Until now, the complicated vibrations and rotations of molecules proved too difficult for such trapping. The Yale team’s unique approach drew inspiration from a relatively obscure, 1990s research paper that described MOT-type results in a situation where the usual cooling and trapping conditions were not met.
DeMille and his colleagues built their own apparatus in a basement lab. It is an elaborate, multi-level tangle of wires, computers, electrical components, tabletop mirrors, and a cryogenic refrigeration unit. The process uses a dozen lasers, each with a wavelength controlled to the ninth decimal point.
“If you wanted to put a picture of something high-tech in the dictionary, this is what it might look like,” DeMille said. “It’s deeply orderly, but with a bit of chaos.”

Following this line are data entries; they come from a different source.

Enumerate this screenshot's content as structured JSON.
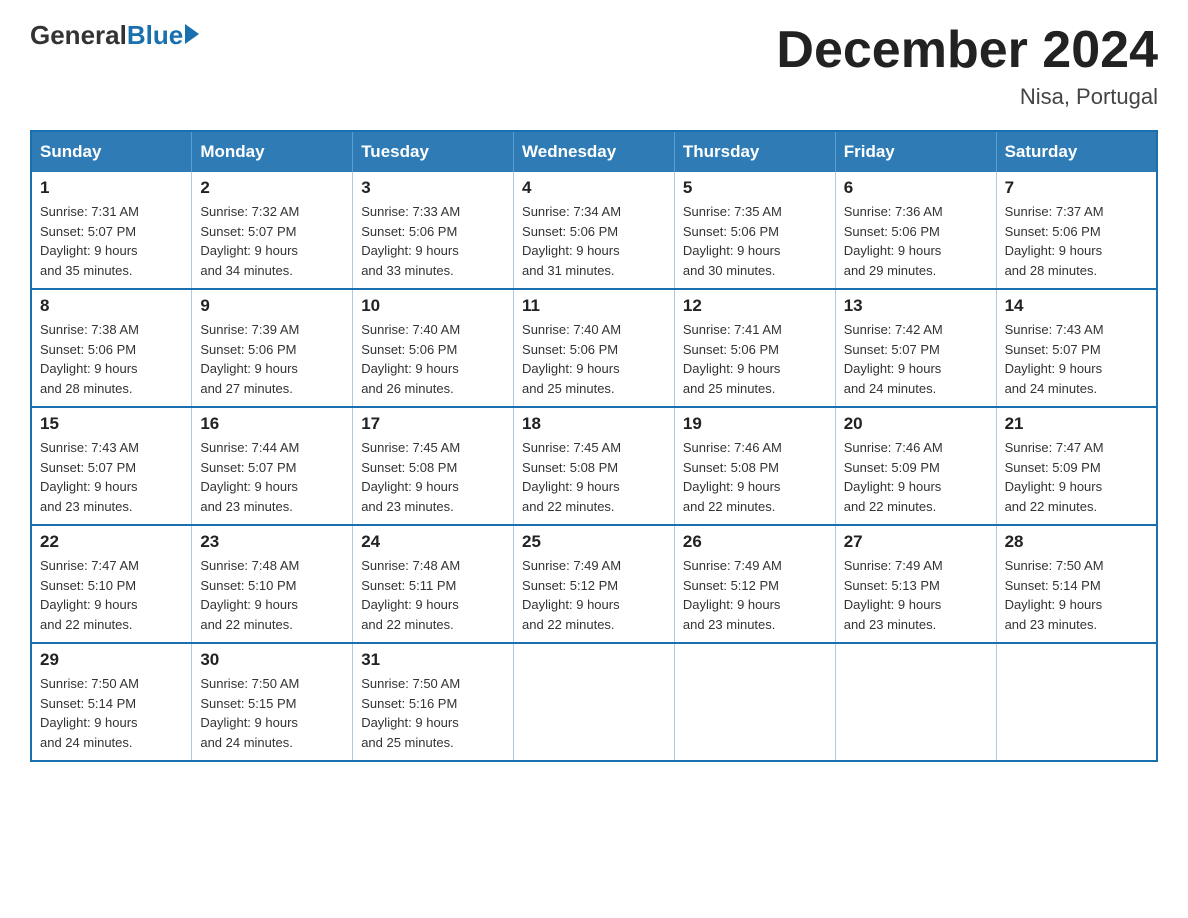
{
  "logo": {
    "general": "General",
    "blue": "Blue"
  },
  "title": {
    "month_year": "December 2024",
    "location": "Nisa, Portugal"
  },
  "weekdays": [
    "Sunday",
    "Monday",
    "Tuesday",
    "Wednesday",
    "Thursday",
    "Friday",
    "Saturday"
  ],
  "weeks": [
    [
      {
        "day": "1",
        "sunrise": "7:31 AM",
        "sunset": "5:07 PM",
        "daylight": "9 hours and 35 minutes."
      },
      {
        "day": "2",
        "sunrise": "7:32 AM",
        "sunset": "5:07 PM",
        "daylight": "9 hours and 34 minutes."
      },
      {
        "day": "3",
        "sunrise": "7:33 AM",
        "sunset": "5:06 PM",
        "daylight": "9 hours and 33 minutes."
      },
      {
        "day": "4",
        "sunrise": "7:34 AM",
        "sunset": "5:06 PM",
        "daylight": "9 hours and 31 minutes."
      },
      {
        "day": "5",
        "sunrise": "7:35 AM",
        "sunset": "5:06 PM",
        "daylight": "9 hours and 30 minutes."
      },
      {
        "day": "6",
        "sunrise": "7:36 AM",
        "sunset": "5:06 PM",
        "daylight": "9 hours and 29 minutes."
      },
      {
        "day": "7",
        "sunrise": "7:37 AM",
        "sunset": "5:06 PM",
        "daylight": "9 hours and 28 minutes."
      }
    ],
    [
      {
        "day": "8",
        "sunrise": "7:38 AM",
        "sunset": "5:06 PM",
        "daylight": "9 hours and 28 minutes."
      },
      {
        "day": "9",
        "sunrise": "7:39 AM",
        "sunset": "5:06 PM",
        "daylight": "9 hours and 27 minutes."
      },
      {
        "day": "10",
        "sunrise": "7:40 AM",
        "sunset": "5:06 PM",
        "daylight": "9 hours and 26 minutes."
      },
      {
        "day": "11",
        "sunrise": "7:40 AM",
        "sunset": "5:06 PM",
        "daylight": "9 hours and 25 minutes."
      },
      {
        "day": "12",
        "sunrise": "7:41 AM",
        "sunset": "5:06 PM",
        "daylight": "9 hours and 25 minutes."
      },
      {
        "day": "13",
        "sunrise": "7:42 AM",
        "sunset": "5:07 PM",
        "daylight": "9 hours and 24 minutes."
      },
      {
        "day": "14",
        "sunrise": "7:43 AM",
        "sunset": "5:07 PM",
        "daylight": "9 hours and 24 minutes."
      }
    ],
    [
      {
        "day": "15",
        "sunrise": "7:43 AM",
        "sunset": "5:07 PM",
        "daylight": "9 hours and 23 minutes."
      },
      {
        "day": "16",
        "sunrise": "7:44 AM",
        "sunset": "5:07 PM",
        "daylight": "9 hours and 23 minutes."
      },
      {
        "day": "17",
        "sunrise": "7:45 AM",
        "sunset": "5:08 PM",
        "daylight": "9 hours and 23 minutes."
      },
      {
        "day": "18",
        "sunrise": "7:45 AM",
        "sunset": "5:08 PM",
        "daylight": "9 hours and 22 minutes."
      },
      {
        "day": "19",
        "sunrise": "7:46 AM",
        "sunset": "5:08 PM",
        "daylight": "9 hours and 22 minutes."
      },
      {
        "day": "20",
        "sunrise": "7:46 AM",
        "sunset": "5:09 PM",
        "daylight": "9 hours and 22 minutes."
      },
      {
        "day": "21",
        "sunrise": "7:47 AM",
        "sunset": "5:09 PM",
        "daylight": "9 hours and 22 minutes."
      }
    ],
    [
      {
        "day": "22",
        "sunrise": "7:47 AM",
        "sunset": "5:10 PM",
        "daylight": "9 hours and 22 minutes."
      },
      {
        "day": "23",
        "sunrise": "7:48 AM",
        "sunset": "5:10 PM",
        "daylight": "9 hours and 22 minutes."
      },
      {
        "day": "24",
        "sunrise": "7:48 AM",
        "sunset": "5:11 PM",
        "daylight": "9 hours and 22 minutes."
      },
      {
        "day": "25",
        "sunrise": "7:49 AM",
        "sunset": "5:12 PM",
        "daylight": "9 hours and 22 minutes."
      },
      {
        "day": "26",
        "sunrise": "7:49 AM",
        "sunset": "5:12 PM",
        "daylight": "9 hours and 23 minutes."
      },
      {
        "day": "27",
        "sunrise": "7:49 AM",
        "sunset": "5:13 PM",
        "daylight": "9 hours and 23 minutes."
      },
      {
        "day": "28",
        "sunrise": "7:50 AM",
        "sunset": "5:14 PM",
        "daylight": "9 hours and 23 minutes."
      }
    ],
    [
      {
        "day": "29",
        "sunrise": "7:50 AM",
        "sunset": "5:14 PM",
        "daylight": "9 hours and 24 minutes."
      },
      {
        "day": "30",
        "sunrise": "7:50 AM",
        "sunset": "5:15 PM",
        "daylight": "9 hours and 24 minutes."
      },
      {
        "day": "31",
        "sunrise": "7:50 AM",
        "sunset": "5:16 PM",
        "daylight": "9 hours and 25 minutes."
      },
      null,
      null,
      null,
      null
    ]
  ],
  "labels": {
    "sunrise": "Sunrise:",
    "sunset": "Sunset:",
    "daylight": "Daylight:"
  }
}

It works this way: Pulses of strontium monofluoride (SrF) shoot out from a cryogenic chamber to form a beam of molecules, which is slowed by pushing on it with a laser. “It’s like trying to slow down a bowling ball with ping pong balls,” DeMille explained. “You have to do it fast and do it a lot of times.” The slowed molecules enter a specially-shaped magnetic field, where opposing laser beams pass through the center of the field, along three perpendicular axes. This is where the molecules become trapped.
“Quantum mechanics allows us to both cool things down and apply force that leaves the molecules levitating in an almost perfect vacuum,” DeMille said.
The Yale team chose SrF for its structural simplicity — it has effectively just one electron that orbits around the entire molecule. “We thought it would be best to start applying this technique with a simple diatomic molecule,” DeMille said.
The discovery opens the door for further experimentation into everything from precision measurement and quantum simulation to ultracold chemistry and tests of the standard model of particle physics.
Reference: “Magneto-optical trapping of a diatomic molecule” by J. F. Barry, D. J. McCarron, E. B. Norrgard, M. H. Steinecker and D. DeMille, 21 August 2014, Nature.
The lead author of the paper is John Barry, a former Yale graduate student now at the Harvard-Smithsonian Center for Astrophysics. Other authors of the paper are Yale postdoctoral fellow Danny McCarron and graduate students Eric Norrgard and Matt Steinecker.